RSL & Services Clubs

Veterans Centres Network


Many ex-service personnel, particularly younger veterans, feel disconnected from most of the 3,474 Ex-Service Organisations (ESOs) identified as providing services to veterans and their families. They continue to feel disconnected from the ‘older’ veteran community. This does not mean they are not proactively trying to engage with and support each other in the community. Evidence of their connection shows up on multiple social media forums. They are proactively organising events, get-togethers and peer support networks but often do not have the necessary skills or financial backing to make these programs work effectively.

In many cases, younger veterans have sought to engage with existing ex-services organisations but have found that their operational models, their focus and the limited services on offer are not able to meet the needs and aspirations of veterans of recent conflicts. The ‘generational divide’ limits the responsiveness and connectivity between existing services and the requirements of younger veterans and currently serving or recent ex-service personnel.


The proposal is to establish new Veterans Community of Practice (Collective Impact) Centres, to be known simply as “Veterans’ Centres” in a suitable location in regions across NSW. Each veterans’ centre will provide the coordinating body to bring licensed clubs, established ESOs, including local RSL Sub-branches, Government (including Defence) and community-based organisations and services together to provide young veterans with information, support and meaningful engagement.

This is not exclusively about bringing together organisations focused solely on veterans and their families, post-discharge. There are a major benefits in integrating the veterans’ organisations with other community services, such as Emergency Services/First Responders. The model is focussed on elevating the current levels of service provided by Sub-branches and other ESOs to a more veteran-centric, professional full-time structure of coordinated support and case management.

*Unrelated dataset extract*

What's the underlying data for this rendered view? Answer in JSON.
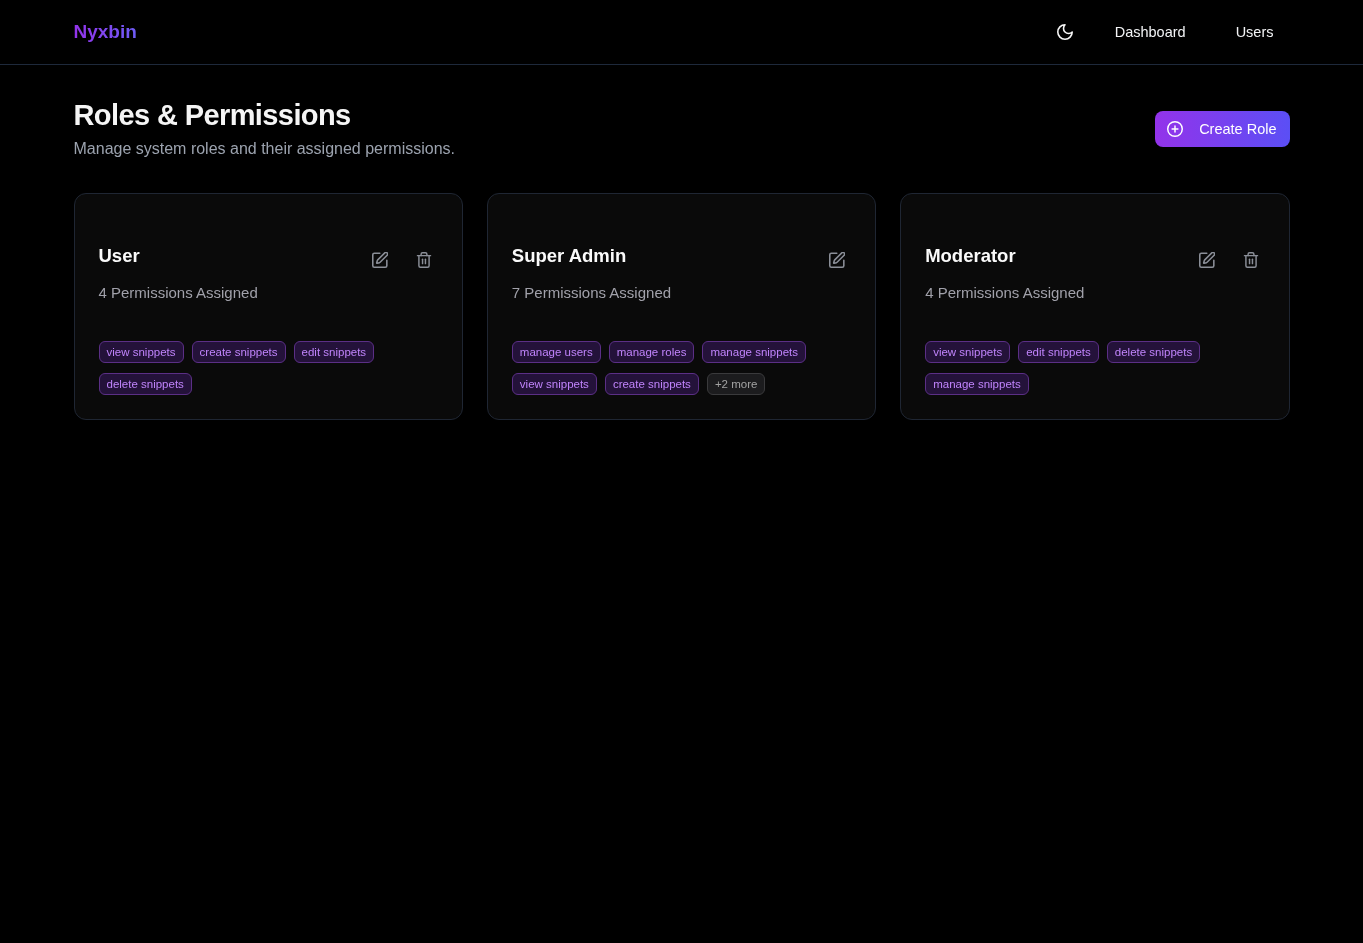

The proposed new Centres will be independently run, each with its own Board of Management established to manage operations, employ staff and build local support and engagement, and with Advisory Committees of local stakeholders to support each Centre’s Board.

The Veterans Centres will identify and continue to nurture opportunities for veterans and their families in each region to remain connected to self, family and their community ensuring they don’t feel isolated and alienated.

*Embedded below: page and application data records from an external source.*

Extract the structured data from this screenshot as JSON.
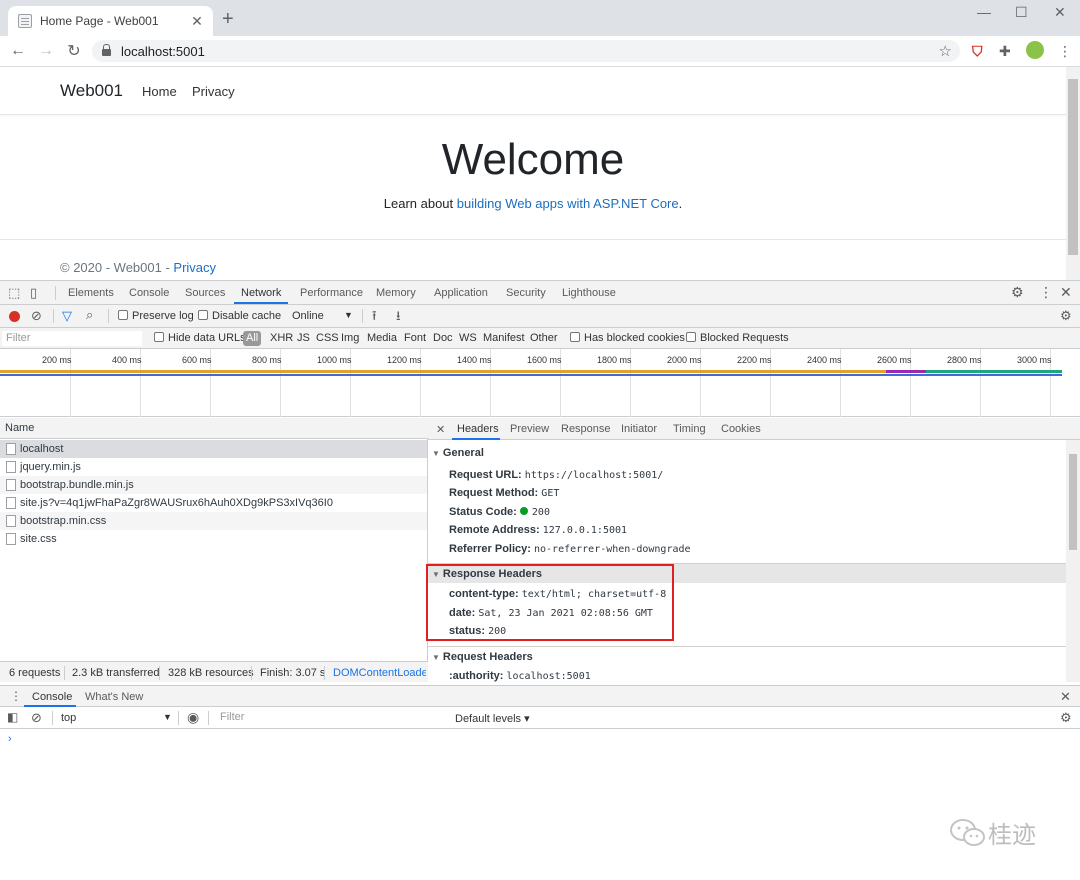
{
  "browser": {
    "tab_title": "Home Page - Web001",
    "url": "localhost:5001",
    "tab_close": "✕",
    "new_tab": "+",
    "minimize": "—",
    "maximize": "☐",
    "close": "✕"
  },
  "site": {
    "brand": "Web001",
    "nav": [
      "Home",
      "Privacy"
    ],
    "heading": "Welcome",
    "learn_prefix": "Learn about ",
    "learn_link": "building Web apps with ASP.NET Core",
    "learn_suffix": ".",
    "footer_text": "© 2020 - Web001 - ",
    "footer_link": "Privacy"
  },
  "devtools": {
    "tabs": [
      "Elements",
      "Console",
      "Sources",
      "Network",
      "Performance",
      "Memory",
      "Application",
      "Security",
      "Lighthouse"
    ],
    "active_tab": "Network",
    "toolbar": {
      "preserve_log": "Preserve log",
      "disable_cache": "Disable cache",
      "throttle": "Online"
    },
    "filter": {
      "placeholder": "Filter",
      "hide_data_urls": "Hide data URLs",
      "types": [
        "All",
        "XHR",
        "JS",
        "CSS",
        "Img",
        "Media",
        "Font",
        "Doc",
        "WS",
        "Manifest",
        "Other"
      ],
      "has_blocked_cookies": "Has blocked cookies",
      "blocked_requests": "Blocked Requests"
    },
    "overview_ticks": [
      "200 ms",
      "400 ms",
      "600 ms",
      "800 ms",
      "1000 ms",
      "1200 ms",
      "1400 ms",
      "1600 ms",
      "1800 ms",
      "2000 ms",
      "2200 ms",
      "2400 ms",
      "2600 ms",
      "2800 ms",
      "3000 ms"
    ],
    "requests": {
      "header": "Name",
      "rows": [
        "localhost",
        "jquery.min.js",
        "bootstrap.bundle.min.js",
        "site.js?v=4q1jwFhaPaZgr8WAUSrux6hAuh0XDg9kPS3xIVq36I0",
        "bootstrap.min.css",
        "site.css"
      ],
      "summary": [
        "6 requests",
        "2.3 kB transferred",
        "328 kB resources",
        "Finish: 3.07 s",
        "DOMContentLoadec"
      ]
    },
    "detail_tabs": [
      "Headers",
      "Preview",
      "Response",
      "Initiator",
      "Timing",
      "Cookies"
    ],
    "general": {
      "title": "General",
      "items": [
        {
          "k": "Request URL:",
          "v": "https://localhost:5001/"
        },
        {
          "k": "Request Method:",
          "v": "GET"
        },
        {
          "k": "Status Code:",
          "v": "200"
        },
        {
          "k": "Remote Address:",
          "v": "127.0.0.1:5001"
        },
        {
          "k": "Referrer Policy:",
          "v": "no-referrer-when-downgrade"
        }
      ]
    },
    "response_headers": {
      "title": "Response Headers",
      "items": [
        {
          "k": "content-type:",
          "v": "text/html; charset=utf-8"
        },
        {
          "k": "date:",
          "v": "Sat, 23 Jan 2021 02:08:56 GMT"
        },
        {
          "k": "status:",
          "v": "200"
        }
      ]
    },
    "request_headers": {
      "title": "Request Headers",
      "items": [
        {
          "k": ":authority:",
          "v": "localhost:5001"
        }
      ]
    },
    "drawer": {
      "tabs": [
        "Console",
        "What's New"
      ],
      "context": "top",
      "filter_placeholder": "Filter",
      "levels": "Default levels ▾",
      "prompt": "›"
    }
  },
  "watermark": "桂迹",
  "colors": {
    "record": "#d93025",
    "accent": "#1a73e8",
    "link": "#1b6ec2",
    "highlight": "#e02020",
    "status_ok": "#0a9d23"
  }
}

The distinctive characteristic of the Veterans’ Centre is the operational model: they employ full-time, tertiary-qualified, professional advocacy and counselling staff, operate five days a week, and also provide a 24 hour telephone ‘hotline’ service to assist veterans experiencing personal crises. The Veterans’ Centre manages the coordination of all services, support, training and engagement that the ex-service client requires, as a case manager.

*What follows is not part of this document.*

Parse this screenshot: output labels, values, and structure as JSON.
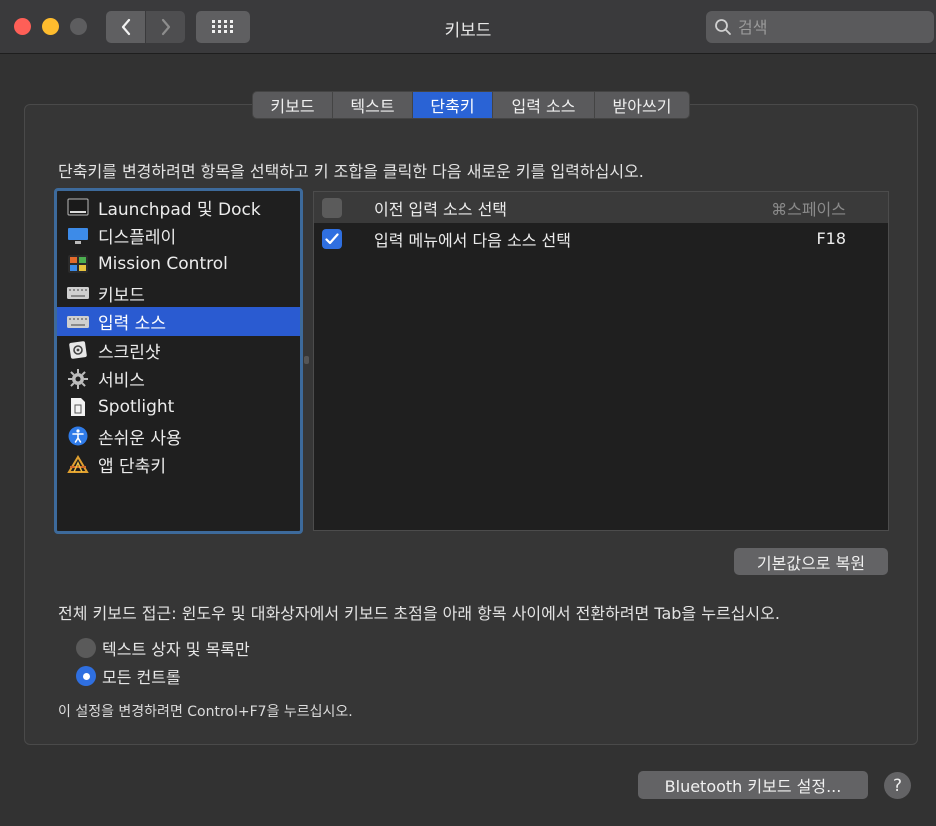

Through whole of life personal and professional development planning, financial literacy, career coaching (and ultimately transition), ongoing community engagement and peer support programs, veterans will be well prepared to transition in and out of Defence (which fits with Defence Service Category employment opportunities). If young veterans are given the skills to retain the responsibility for their lives, and build autonomy, and challenges and issues are dealt with early through connecting personnel to support and services, many issues can be avoided ensuring veterans remain positive and contributing members to the community.


Each new Veterans’ Centre will be responsible for, and established as, the centre of excellence in four areas that have been identified by young veterans as primary requirements for their health and wellbeing, engagement and support. They will either be created by the VC or through collaborative agreements with organisations that tailor the product for the VC stakeholders. The four areas of excellence are:

1. transition and career coaching
2. financial literacy
3. community engagement and collaboration (this includes family stability)
4. peer support programs focused on developing identity and meaning outside the military

The VC will conduct intake interviews to ascertain and coordinate the requirements. This will be written into a plan, in consultation with the client and other stakeholders, and managed by the client coordinator or client service officer at the VC. Clients will be connected to the following (not limited to the list):
- immediate welfare needs
- family support (partners, children, family relationship)
- housing support
- counselling
- advocacy
- drug and alcohol counselling (VVCS or other)
- Education (member, partner and children)
- jobs and employment support
- training providers
- community engagement programs and organisations

All services would be coordinated, reviewed and managed by the VC, including management of the payment of services. They will ensure a high level of corporate governance and compliance. It will also provide visibility and transparency of the products and services being provided ensuring they are coordinated, which will work towards positive outcomes and the eventual transition of most clients to independent and autonomous living. Maintaining case management and coordination activities within the centre would provide and support research and knowledge that would increase the ability of organisations to evolve and change according to the needs of the veterans and their families.

The VC would not isolate themselves to Defence or veterans’ only organisations. There is a significant benefit in coordinating activities, products and services with the wider community, especially Emergency Services organisations. This ensures veterans remain connected and integrated throughout their entire career, whether that be four or forty years. This benefits and supports transition, resilience, adaptability and responsible living as part of the wider Australian community.

The VC will also be the Transition Support team for residents of the Homes For Heroes program who seek to move out of H4H residential care into community housing in their home area. The VC team will assist with coordination of housing, employment, counselling and support and ongoing health management for these men and women to manage their integration back into the community.